Worth a punt

The Government must act to attract online gaming businesses

In its 2005 pre-Budget report the Treasury said the 2006 Budget would
announce rates of tax for remote gaming businesses that become UK licensed.

Not only did the 2006 Budget pass by with no mention of these rates but the
recent PBR also slipped by in silence on the matter.

This is a massive concern for those offshore gaming businesses currently
considering UK licensing for their remote gaming businesses.

As things stand, the benefits – and sanctions – under the Gambling Act 2005
are about to take full effect, yet businesses are still not able to properly
model the tax cost to their business of becoming UK licensed.

The government has stated that its aim is to create a regulatory framework
which will make the UK the licensing jurisdiction of choice for the remote
gaming sector.

We urge the Treasury to further consult with businesses and their advisers,
and take this opportunity to ensure that the UK tax environment, including
gaming duty, corporate tax and VAT, supports this aim.

Creating an attractive tax environment for remote gaming groups could prove
to be an incredibly important turning point for the UK economy.

E-commerce is now growing and developing at an exponential rate and remote
gaming business is, in a number of areas, leading this development.

If the government can get this right for remote gaming, it would put the UK
in pole position to attract other global e-commerce businesses.

Both industry and government agree that e-commerce will continue to grow
rapidly.
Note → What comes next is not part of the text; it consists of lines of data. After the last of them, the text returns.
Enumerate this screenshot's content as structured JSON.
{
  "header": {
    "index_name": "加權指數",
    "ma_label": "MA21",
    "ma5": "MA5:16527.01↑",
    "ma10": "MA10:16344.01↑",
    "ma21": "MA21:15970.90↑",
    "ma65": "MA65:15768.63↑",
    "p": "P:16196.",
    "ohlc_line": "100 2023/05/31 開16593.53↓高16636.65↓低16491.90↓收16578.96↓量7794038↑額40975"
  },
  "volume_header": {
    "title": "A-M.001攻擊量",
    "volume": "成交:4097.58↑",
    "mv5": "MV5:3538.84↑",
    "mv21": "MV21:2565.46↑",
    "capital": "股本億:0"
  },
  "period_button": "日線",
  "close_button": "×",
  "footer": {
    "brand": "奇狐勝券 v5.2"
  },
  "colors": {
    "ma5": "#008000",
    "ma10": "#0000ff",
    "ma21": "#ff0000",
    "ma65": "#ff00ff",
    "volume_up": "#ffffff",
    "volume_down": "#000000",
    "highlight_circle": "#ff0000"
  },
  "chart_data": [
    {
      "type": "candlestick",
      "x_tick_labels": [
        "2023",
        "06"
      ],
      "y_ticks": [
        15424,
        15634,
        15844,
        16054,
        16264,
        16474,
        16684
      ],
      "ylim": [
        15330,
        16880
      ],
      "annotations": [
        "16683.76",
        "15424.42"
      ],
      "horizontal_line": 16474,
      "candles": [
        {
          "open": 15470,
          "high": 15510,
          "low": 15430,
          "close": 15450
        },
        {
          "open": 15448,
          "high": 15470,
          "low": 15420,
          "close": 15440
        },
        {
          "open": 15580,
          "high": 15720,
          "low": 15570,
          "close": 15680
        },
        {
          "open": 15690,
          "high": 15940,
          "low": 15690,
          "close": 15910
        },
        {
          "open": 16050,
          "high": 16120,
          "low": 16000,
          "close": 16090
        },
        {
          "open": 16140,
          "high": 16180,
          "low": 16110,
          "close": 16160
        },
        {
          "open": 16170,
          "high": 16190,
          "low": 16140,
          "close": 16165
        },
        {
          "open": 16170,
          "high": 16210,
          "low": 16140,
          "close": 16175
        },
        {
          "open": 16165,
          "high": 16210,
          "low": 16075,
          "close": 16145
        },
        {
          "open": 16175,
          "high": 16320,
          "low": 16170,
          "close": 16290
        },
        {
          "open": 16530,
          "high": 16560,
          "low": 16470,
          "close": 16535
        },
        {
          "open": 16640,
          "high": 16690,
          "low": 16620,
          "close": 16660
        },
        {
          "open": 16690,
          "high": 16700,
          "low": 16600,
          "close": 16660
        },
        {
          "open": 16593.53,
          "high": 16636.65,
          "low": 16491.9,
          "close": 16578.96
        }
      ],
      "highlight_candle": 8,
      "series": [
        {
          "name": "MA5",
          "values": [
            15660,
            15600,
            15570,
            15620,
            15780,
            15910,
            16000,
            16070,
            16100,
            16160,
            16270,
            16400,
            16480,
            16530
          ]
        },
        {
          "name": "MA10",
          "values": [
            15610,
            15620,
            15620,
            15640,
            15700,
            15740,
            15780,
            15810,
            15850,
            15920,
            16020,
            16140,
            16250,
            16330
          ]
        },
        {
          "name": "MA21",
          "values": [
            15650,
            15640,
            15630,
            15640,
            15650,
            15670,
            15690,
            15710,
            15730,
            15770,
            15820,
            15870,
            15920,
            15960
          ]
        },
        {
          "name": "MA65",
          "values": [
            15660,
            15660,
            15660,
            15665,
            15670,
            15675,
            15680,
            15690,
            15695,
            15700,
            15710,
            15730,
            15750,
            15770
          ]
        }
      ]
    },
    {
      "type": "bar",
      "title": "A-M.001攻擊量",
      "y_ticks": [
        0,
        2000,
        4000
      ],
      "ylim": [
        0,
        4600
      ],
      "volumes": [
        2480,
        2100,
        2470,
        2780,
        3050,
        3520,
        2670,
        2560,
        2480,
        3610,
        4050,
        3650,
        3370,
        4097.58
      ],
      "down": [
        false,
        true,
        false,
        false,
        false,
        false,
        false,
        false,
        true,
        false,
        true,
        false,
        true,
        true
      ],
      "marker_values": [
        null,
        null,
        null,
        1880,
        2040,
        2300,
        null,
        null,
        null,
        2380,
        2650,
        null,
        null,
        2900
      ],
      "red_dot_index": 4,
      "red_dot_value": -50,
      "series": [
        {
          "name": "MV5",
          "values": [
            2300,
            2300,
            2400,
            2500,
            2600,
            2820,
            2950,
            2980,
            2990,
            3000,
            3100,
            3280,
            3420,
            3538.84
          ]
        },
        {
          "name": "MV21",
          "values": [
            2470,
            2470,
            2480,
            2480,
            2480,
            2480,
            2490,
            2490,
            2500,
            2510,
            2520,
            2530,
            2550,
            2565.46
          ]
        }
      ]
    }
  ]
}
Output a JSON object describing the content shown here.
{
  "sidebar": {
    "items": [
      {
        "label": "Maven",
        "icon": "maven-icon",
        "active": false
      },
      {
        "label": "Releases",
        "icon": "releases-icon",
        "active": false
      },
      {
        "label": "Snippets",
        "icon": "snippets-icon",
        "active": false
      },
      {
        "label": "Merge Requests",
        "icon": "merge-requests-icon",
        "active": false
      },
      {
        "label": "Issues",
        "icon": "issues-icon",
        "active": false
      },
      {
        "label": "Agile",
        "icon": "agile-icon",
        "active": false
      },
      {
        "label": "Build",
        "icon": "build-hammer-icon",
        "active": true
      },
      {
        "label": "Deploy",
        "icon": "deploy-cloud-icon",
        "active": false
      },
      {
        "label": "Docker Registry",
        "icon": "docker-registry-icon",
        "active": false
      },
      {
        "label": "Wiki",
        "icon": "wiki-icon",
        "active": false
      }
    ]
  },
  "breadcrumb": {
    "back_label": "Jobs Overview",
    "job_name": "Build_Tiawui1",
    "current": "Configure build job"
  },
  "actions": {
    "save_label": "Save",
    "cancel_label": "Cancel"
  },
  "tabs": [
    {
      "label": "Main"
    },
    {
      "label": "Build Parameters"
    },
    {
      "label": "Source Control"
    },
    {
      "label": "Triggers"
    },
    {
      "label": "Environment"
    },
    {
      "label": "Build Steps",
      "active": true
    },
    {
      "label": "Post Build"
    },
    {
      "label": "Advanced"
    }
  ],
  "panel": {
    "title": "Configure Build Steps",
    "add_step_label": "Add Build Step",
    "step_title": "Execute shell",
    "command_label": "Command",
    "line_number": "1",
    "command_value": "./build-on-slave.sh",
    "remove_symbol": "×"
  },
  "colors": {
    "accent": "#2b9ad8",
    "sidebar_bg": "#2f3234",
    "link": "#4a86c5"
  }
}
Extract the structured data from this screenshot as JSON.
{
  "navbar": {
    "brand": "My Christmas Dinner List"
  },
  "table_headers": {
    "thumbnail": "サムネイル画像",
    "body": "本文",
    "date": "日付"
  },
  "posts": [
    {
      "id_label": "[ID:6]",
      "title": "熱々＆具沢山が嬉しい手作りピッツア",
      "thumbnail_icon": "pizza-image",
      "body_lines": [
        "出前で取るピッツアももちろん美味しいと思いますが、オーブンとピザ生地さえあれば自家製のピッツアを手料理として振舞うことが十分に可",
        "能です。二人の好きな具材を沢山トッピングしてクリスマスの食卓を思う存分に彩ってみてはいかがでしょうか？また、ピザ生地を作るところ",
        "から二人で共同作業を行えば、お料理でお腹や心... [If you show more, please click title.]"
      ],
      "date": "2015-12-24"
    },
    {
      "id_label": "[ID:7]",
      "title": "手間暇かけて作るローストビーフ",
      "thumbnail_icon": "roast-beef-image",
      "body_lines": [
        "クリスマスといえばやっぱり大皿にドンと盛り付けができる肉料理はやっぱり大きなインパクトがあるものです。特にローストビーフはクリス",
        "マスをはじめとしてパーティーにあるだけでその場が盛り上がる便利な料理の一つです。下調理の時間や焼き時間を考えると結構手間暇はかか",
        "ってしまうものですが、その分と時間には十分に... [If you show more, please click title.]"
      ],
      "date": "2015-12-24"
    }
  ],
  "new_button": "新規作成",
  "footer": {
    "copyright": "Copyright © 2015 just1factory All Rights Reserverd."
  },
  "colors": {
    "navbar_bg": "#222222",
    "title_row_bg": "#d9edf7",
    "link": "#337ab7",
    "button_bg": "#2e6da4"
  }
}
It is estimated that the value of UK online spending in December alone
was in the region of £3.7bn – a 45% increase on December 2005. Such a
significant and growing field of business demands a globally competitive tax
regime.

We are currently seeing companies with more ‘traditional’ business models
basing their headquarters away from the UK, citing tax complexity and a higher
tax burden (Google and Kraft to name two).

For online businesses that can be more flexible with their location, the lure
of credible regulation must go hand in hand with an internationally competitive
tax regime.

Without this, not only will gaming companies come to the UK, but related
sports betting businesses, currently based in the UK, will migrate overseas.

Paul Eagland is head of tax at BDO Stoy Hayward

Related Articles

5 key takeaways from Theresa May’s Florence speech

Brexit 5 key takeaways from Theresa May’s Florence speech

3m Alia Shoaib, Reporter
UK at risk of Brexit talent brain-drain

People Practice UK at risk of Brexit talent brain-drain

4m Alia Shoaib, Reporter
Brexit essentials: this week's round-up

Politics Brexit essentials: this week's round-up

4m Alia Shoaib, Reporter
Government publishes post-Brexit customs arrangements policy paper

Politics Government publishes post-Brexit customs arrangements policy paper

4m Alia Shoaib, Reporter
Italy grants first successful non-dom status application to former UK non-dom

Personal Tax Italy grants first successful non-dom status application to former UK non-dom

4m Emma Smith, Managing Editor
Increased government spending partly offset by high tax revenue

Governance Increased government spending partly offset by high tax revenue

5m Alia Shoaib, Reporter
Less than a third of UK businesses have made formal Brexit plans

Politics Less than a third of UK businesses have made formal Brexit plans

5m Alia Shoaib, Reporter
Nicky Morgan elected Chair of the Treasury Committee

Politics Nicky Morgan elected Chair of the Treasury Committee

5m Alia Shoaib, Reporter